"If the spider’s nest had a headquarters, it might well be the Office of Iranian Affairs, which sits on the second floor of the State Department, its pencil-thin plastic sign a bit more shiny and newer than those glued to adjoining doors. Begun in March 2006 with the patronage and blessing of the secretary of state, the office was charged with outlining, in close consultation with Denehy, how to spend the democracy fund" (New York Times, June 24, 2007).
Suzanne Maloney, a former member of State’s policy planning staff voiced similar concerns, telling the International Herald Tribune (July 25, 2007) that groups in Iran are not equipped to spend the money on offer and that in any case many wouldn’t accept the money out of fear. She said that in making the request, the State Department failed to give any thought to "the broader fallout" such funding might have.
One group that has apparently accepted money from this initiative is Freedom House, a neoconservative-aligned human rights group that has frequently been criticized for bending its vision of democracy and human rights to fit the strategic objectives of the United States. According to the Financial Times (June 16, 2006), the Iran-Syria Operations Group (ISOG), which has been connected to the OIA, Denehy, and Elizabeth Cheney in various press reports (see, for example, the Financial Times, April 21, 2006), has been an eager donor to groups active in Iran. One source told the FT (June 16, 2006) that the ISOG was "trying to push money out the door" to groups working for change in both Syria and Iran. "Some NGOs, for example Freedom House, have quietly accepted the funding. Others have refused, saying they want to remain transparent and keep their distance from the United States."

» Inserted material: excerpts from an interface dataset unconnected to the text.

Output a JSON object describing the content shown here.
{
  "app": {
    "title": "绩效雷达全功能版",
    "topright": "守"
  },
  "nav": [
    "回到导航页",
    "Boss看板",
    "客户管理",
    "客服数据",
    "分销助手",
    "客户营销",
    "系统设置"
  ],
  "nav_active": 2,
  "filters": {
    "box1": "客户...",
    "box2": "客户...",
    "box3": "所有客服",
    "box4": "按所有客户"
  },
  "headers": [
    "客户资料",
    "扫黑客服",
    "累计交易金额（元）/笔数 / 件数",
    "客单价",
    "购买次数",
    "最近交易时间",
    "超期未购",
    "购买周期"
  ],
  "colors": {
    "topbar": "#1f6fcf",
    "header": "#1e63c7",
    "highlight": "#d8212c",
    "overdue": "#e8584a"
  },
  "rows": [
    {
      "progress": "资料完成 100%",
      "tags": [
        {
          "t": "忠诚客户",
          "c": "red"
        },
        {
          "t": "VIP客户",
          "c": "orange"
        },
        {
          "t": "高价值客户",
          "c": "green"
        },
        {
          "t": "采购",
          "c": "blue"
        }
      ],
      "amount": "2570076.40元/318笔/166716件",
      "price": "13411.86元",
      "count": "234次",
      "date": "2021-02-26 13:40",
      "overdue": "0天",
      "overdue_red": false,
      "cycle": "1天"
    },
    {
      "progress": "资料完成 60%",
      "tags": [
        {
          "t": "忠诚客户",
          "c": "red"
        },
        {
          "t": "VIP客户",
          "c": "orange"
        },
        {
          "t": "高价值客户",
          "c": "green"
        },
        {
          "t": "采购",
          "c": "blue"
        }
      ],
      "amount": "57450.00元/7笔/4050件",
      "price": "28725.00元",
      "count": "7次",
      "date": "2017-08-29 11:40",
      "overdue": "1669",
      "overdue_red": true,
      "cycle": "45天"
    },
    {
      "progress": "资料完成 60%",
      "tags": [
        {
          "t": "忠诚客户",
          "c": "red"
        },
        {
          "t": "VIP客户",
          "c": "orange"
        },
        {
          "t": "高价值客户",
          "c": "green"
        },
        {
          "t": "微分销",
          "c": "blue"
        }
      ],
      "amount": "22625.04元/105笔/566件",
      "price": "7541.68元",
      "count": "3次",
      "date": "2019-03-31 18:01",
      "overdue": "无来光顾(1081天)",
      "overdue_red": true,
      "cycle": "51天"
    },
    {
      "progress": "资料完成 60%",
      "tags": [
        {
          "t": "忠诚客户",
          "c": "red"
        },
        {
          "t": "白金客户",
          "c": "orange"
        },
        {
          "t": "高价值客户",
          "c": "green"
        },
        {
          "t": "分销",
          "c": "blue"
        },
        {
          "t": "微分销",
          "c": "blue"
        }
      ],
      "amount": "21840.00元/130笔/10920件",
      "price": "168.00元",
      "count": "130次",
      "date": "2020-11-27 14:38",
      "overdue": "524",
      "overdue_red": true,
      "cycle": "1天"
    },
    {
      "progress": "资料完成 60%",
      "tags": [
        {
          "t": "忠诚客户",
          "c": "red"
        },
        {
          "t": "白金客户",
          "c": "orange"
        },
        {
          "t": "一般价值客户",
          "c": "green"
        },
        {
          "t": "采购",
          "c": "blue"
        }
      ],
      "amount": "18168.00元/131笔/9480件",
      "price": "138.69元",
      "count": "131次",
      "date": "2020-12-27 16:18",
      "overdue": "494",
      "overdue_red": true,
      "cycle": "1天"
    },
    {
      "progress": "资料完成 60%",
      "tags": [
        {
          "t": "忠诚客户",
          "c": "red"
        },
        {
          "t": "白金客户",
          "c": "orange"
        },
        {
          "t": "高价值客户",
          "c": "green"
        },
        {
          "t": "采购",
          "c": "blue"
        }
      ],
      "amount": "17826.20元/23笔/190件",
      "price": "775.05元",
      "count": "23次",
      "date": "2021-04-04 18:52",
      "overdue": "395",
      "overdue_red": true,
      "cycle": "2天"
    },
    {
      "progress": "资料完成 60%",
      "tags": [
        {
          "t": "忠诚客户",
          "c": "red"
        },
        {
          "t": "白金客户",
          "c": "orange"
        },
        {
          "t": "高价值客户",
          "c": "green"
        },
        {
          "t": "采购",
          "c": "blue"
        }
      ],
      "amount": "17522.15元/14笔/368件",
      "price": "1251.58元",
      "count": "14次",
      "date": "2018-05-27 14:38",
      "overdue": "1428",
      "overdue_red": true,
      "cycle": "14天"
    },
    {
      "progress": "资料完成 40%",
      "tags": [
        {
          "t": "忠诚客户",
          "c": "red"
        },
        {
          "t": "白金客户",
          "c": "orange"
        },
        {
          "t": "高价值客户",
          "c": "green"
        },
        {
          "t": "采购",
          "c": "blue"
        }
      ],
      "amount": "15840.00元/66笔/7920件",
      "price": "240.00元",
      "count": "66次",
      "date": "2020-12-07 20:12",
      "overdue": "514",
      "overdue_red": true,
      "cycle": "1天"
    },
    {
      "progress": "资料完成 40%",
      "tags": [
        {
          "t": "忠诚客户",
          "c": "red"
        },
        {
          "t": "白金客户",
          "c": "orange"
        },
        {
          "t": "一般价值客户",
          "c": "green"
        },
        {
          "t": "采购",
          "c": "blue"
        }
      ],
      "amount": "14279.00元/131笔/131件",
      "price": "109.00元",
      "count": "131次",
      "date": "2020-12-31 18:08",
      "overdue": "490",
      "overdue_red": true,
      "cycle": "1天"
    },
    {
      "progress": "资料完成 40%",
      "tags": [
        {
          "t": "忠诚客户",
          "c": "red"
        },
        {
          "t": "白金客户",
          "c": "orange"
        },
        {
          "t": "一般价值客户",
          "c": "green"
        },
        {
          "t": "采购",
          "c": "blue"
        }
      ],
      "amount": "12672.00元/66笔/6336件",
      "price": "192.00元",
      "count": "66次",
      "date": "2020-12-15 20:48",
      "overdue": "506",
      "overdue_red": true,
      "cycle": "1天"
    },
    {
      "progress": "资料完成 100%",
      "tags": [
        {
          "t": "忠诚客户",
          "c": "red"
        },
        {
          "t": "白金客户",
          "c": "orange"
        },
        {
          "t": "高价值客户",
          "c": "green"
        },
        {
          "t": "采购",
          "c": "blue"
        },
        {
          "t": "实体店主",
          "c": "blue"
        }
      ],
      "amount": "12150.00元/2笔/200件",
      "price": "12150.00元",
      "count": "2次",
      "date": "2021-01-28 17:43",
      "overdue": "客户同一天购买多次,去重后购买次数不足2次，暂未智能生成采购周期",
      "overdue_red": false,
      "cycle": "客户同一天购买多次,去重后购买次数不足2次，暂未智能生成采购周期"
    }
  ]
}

According to the FT‘s Guy Dinmore, the funding priorities of the new State Department offices were creating a rift between democracy promoting groups. Dinmore reported that one Freedom House board member who asked to remain anonymous said the problem "was most evident in a rift between the National Endowment for Democracy (NED), a grant-making NGO funded by Congress and set up in the Cold War, and Freedom House, which is taking a much more aggressive stance in supporting peaceful movements and activities directed at regime change. Keeping a distance from the U.S. government was ‘absolutely critical,’ Carl Gershman, head of NED, told a Senate hearing. ‘Our credibility is at stake.’"